What you need to know
- Apple is helping with a homeless encampment on its property in North San Jose.
- A report says the company will spend millions to help relocate the residents.
A Silicon Valley report says that Apple is planning to spend "millions" in outreach and relocation for a group of homeless residents of an encampment on the company's property in North San Jose.
Apple will spend millions of dollars on outreach and relocation for residents of a homeless encampment on the tech giant's property in North San Jose, seeking to address one part of Silicon Valley's growing, impoverished community that now squats on land owned by the world's most valuable company.
According to the report, outreach workers from local charity HomeFirst have been meeting with residents this week "assessing needs and offering services funded by Apple." Apple reportedly told the outlet it plans to spend "millions" helping the 50-60 residents, but did not give an exact figure.
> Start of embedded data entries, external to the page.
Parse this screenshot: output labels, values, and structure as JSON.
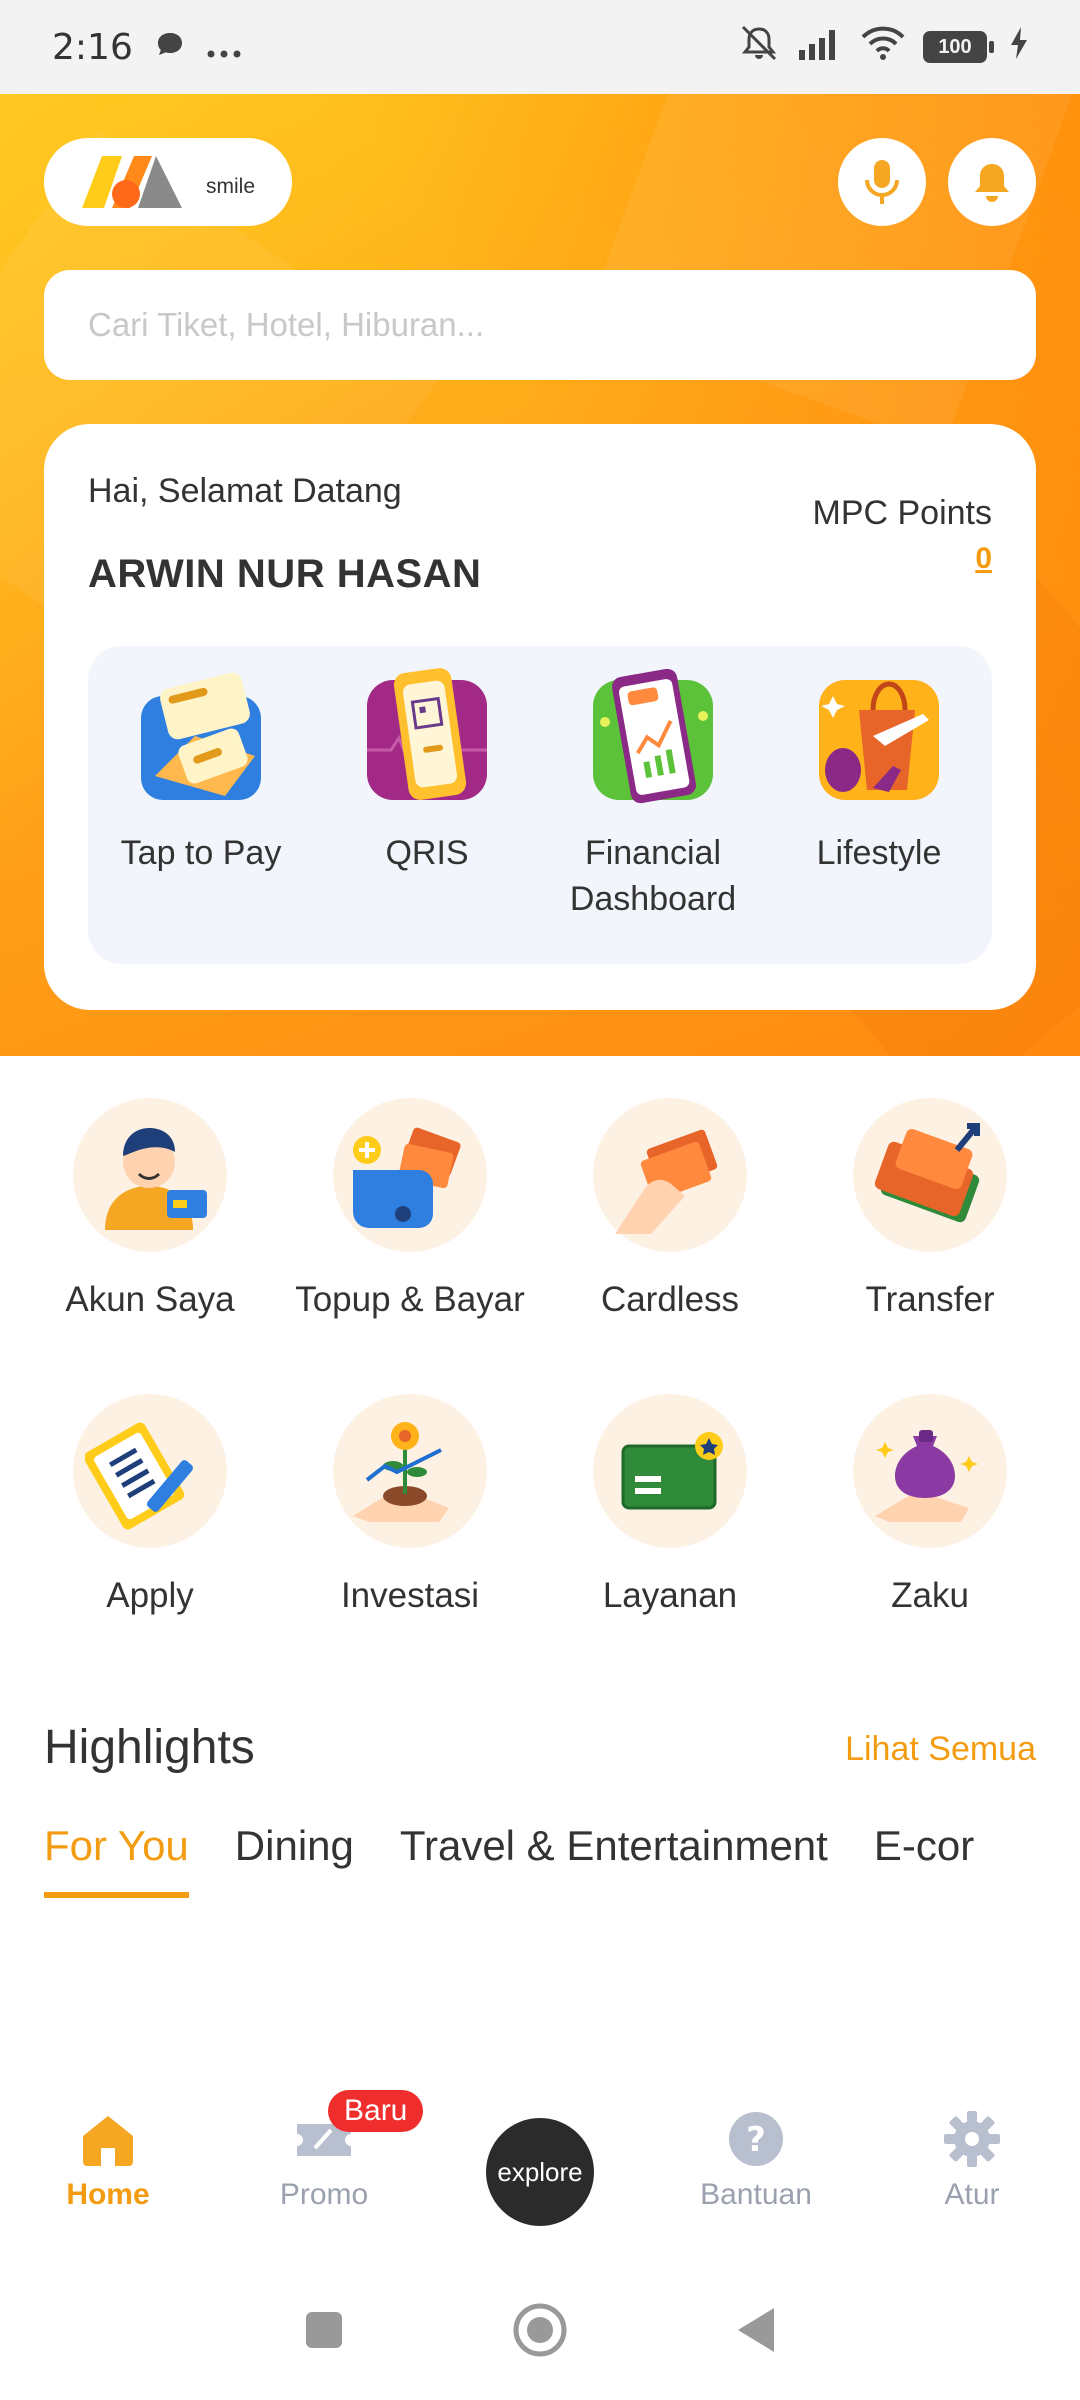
{
  "status_bar": {
    "time": "2:16",
    "battery": "100"
  },
  "header": {
    "logo_text": "smile",
    "search_placeholder": "Cari Tiket, Hotel, Hiburan..."
  },
  "welcome": {
    "greeting": "Hai, Selamat Datang",
    "name": "ARWIN NUR HASAN",
    "points_label": "MPC Points",
    "points_value": "0"
  },
  "features": [
    {
      "label": "Tap to Pay",
      "icon": "tap-to-pay-icon"
    },
    {
      "label": "QRIS",
      "icon": "qris-icon"
    },
    {
      "label": "Financial Dashboard",
      "icon": "financial-dashboard-icon"
    },
    {
      "label": "Lifestyle",
      "icon": "lifestyle-icon"
    }
  ],
  "menu": [
    {
      "label": "Akun Saya",
      "icon": "account-icon"
    },
    {
      "label": "Topup & Bayar",
      "icon": "wallet-icon"
    },
    {
      "label": "Cardless",
      "icon": "cardless-icon"
    },
    {
      "label": "Transfer",
      "icon": "transfer-icon"
    },
    {
      "label": "Apply",
      "icon": "clipboard-icon"
    },
    {
      "label": "Investasi",
      "icon": "investment-icon"
    },
    {
      "label": "Layanan",
      "icon": "card-service-icon"
    },
    {
      "label": "Zaku",
      "icon": "money-bag-icon"
    }
  ],
  "highlights": {
    "title": "Highlights",
    "see_all": "Lihat Semua",
    "tabs": [
      "For You",
      "Dining",
      "Travel & Entertainment",
      "E-cor"
    ]
  },
  "bottom_nav": {
    "home": "Home",
    "promo": "Promo",
    "promo_badge": "Baru",
    "explore": "explore",
    "help": "Bantuan",
    "settings": "Atur"
  },
  "colors": {
    "accent": "#f39c12",
    "hero_start": "#ffc21a",
    "hero_end": "#ff8a10"
  }
}
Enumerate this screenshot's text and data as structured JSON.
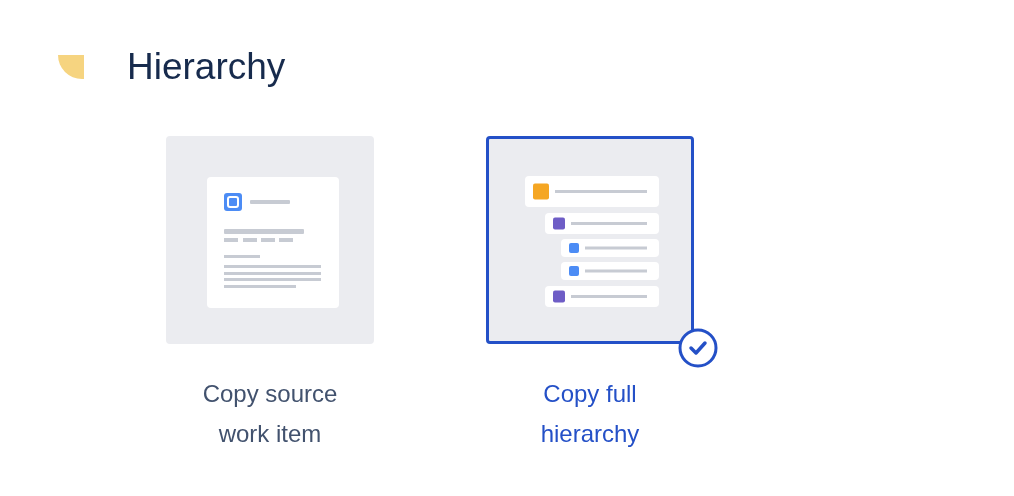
{
  "section": {
    "title": "Hierarchy"
  },
  "options": [
    {
      "label": "Copy source work item",
      "kind": "single",
      "selected": false
    },
    {
      "label": "Copy full hierarchy",
      "kind": "hierarchy",
      "selected": true
    }
  ]
}
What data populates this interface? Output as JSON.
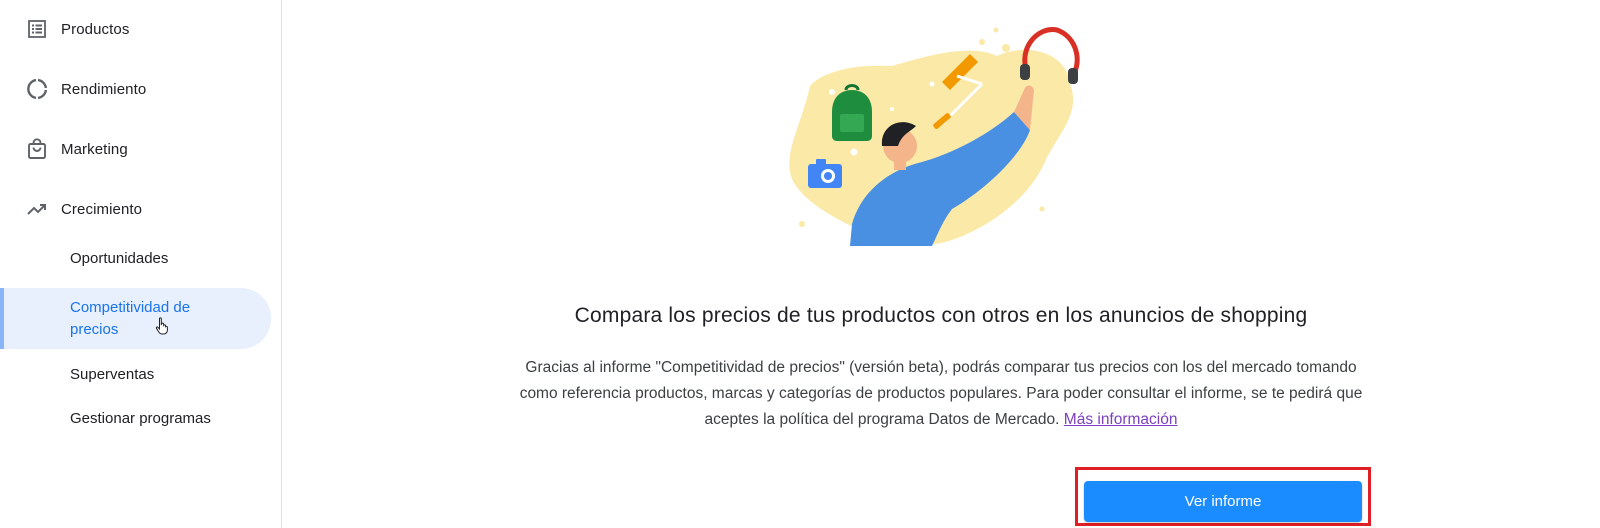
{
  "sidebar": {
    "items": [
      {
        "label": "Productos",
        "icon": "list-icon"
      },
      {
        "label": "Rendimiento",
        "icon": "donut-chart-icon"
      },
      {
        "label": "Marketing",
        "icon": "shopping-bag-icon"
      },
      {
        "label": "Crecimiento",
        "icon": "trending-up-icon"
      }
    ],
    "sub_items": [
      {
        "label": "Oportunidades"
      },
      {
        "label": "Competitividad de precios"
      },
      {
        "label": "Superventas"
      },
      {
        "label": "Gestionar programas"
      }
    ],
    "active_sub_item": "Competitividad de precios"
  },
  "main": {
    "headline": "Compara los precios de tus productos con otros en los anuncios de shopping",
    "body": "Gracias al informe \"Competitividad de precios\" (versión beta), podrás comparar tus precios con los del mercado tomando como referencia productos, marcas y categorías de productos populares. Para poder consultar el informe, se te pedirá que aceptes la política del programa Datos de Mercado.",
    "link_label": "Más información",
    "button_label": "Ver informe"
  },
  "colors": {
    "accent": "#1a73e8",
    "button": "#1a8cff",
    "active_bg": "#e8f0fe",
    "link": "#7b3fbf",
    "highlight": "#e01e26"
  }
}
The company said in a statement "Apple has long been focused on helping to combat the housing crisis across California and working with partners to support at-risk communities and provide new affordable units. In San Jose, we have been closely coordinating with local partners for several months to identify housing alternatives and support for families who will be transitioning away from the Component Drive site."
HomeFirst CEO Andrew Urton said that social workers have been helping the community through the pandemic and that Apple's funding was going to provide additional counseling, long-term relocation, and housing assistance. Urton lauded Apple's efforts saying the company was "really leading the way", praising the tech giant for not just displacing the people on its property. The report says residents will be moved into motels for transitional housing, whilst the agency then seeks to find permanent rented properties in Santa Clara County.
In July Apple stated it had provided $1 billion as part of its affordable housing initiatives in California over the last 18-months as part of its $2.5 billion commitment to housing in the state.